Stored items

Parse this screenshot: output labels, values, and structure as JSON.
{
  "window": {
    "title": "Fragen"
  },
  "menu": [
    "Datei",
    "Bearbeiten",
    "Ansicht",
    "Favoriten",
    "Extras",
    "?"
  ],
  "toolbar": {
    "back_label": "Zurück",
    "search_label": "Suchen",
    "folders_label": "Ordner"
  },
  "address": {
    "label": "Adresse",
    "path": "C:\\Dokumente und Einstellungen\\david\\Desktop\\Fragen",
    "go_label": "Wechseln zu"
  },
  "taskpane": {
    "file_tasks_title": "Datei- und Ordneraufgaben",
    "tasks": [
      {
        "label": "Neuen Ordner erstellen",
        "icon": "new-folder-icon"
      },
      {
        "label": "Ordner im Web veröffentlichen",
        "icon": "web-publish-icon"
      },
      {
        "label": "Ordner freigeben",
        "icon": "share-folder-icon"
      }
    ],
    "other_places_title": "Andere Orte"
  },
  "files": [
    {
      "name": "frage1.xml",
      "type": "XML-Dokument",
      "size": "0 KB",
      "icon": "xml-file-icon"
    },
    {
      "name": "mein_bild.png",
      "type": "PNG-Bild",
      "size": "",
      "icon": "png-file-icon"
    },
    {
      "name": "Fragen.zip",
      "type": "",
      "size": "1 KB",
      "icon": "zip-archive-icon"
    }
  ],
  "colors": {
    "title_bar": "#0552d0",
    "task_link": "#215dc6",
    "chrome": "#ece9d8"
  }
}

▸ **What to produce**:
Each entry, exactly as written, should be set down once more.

▸ **Solution to the problem**:
Parse this screenshot: output labels, values, and structure as JSON.
{
  "window": {
    "title": "Fragen"
  },
  "menu": [
    "Datei",
    "Bearbeiten",
    "Ansicht",
    "Favoriten",
    "Extras",
    "?"
  ],
  "toolbar": {
    "back_label": "Zurück",
    "search_label": "Suchen",
    "folders_label": "Ordner"
  },
  "address": {
    "label": "Adresse",
    "path": "C:\\Dokumente und Einstellungen\\david\\Desktop\\Fragen",
    "go_label": "Wechseln zu"
  },
  "taskpane": {
    "file_tasks_title": "Datei- und Ordneraufgaben",
    "tasks": [
      {
        "label": "Neuen Ordner erstellen",
        "icon": "new-folder-icon"
      },
      {
        "label": "Ordner im Web veröffentlichen",
        "icon": "web-publish-icon"
      },
      {
        "label": "Ordner freigeben",
        "icon": "share-folder-icon"
      }
    ],
    "other_places_title": "Andere Orte"
  },
  "files": [
    {
      "name": "frage1.xml",
      "type": "XML-Dokument",
      "size": "0 KB",
      "icon": "xml-file-icon"
    },
    {
      "name": "mein_bild.png",
      "type": "PNG-Bild",
      "size": "",
      "icon": "png-file-icon"
    },
    {
      "name": "Fragen.zip",
      "type": "",
      "size": "1 KB",
      "icon": "zip-archive-icon"
    }
  ],
  "colors": {
    "title_bar": "#0552d0",
    "task_link": "#215dc6",
    "chrome": "#ece9d8"
  }
}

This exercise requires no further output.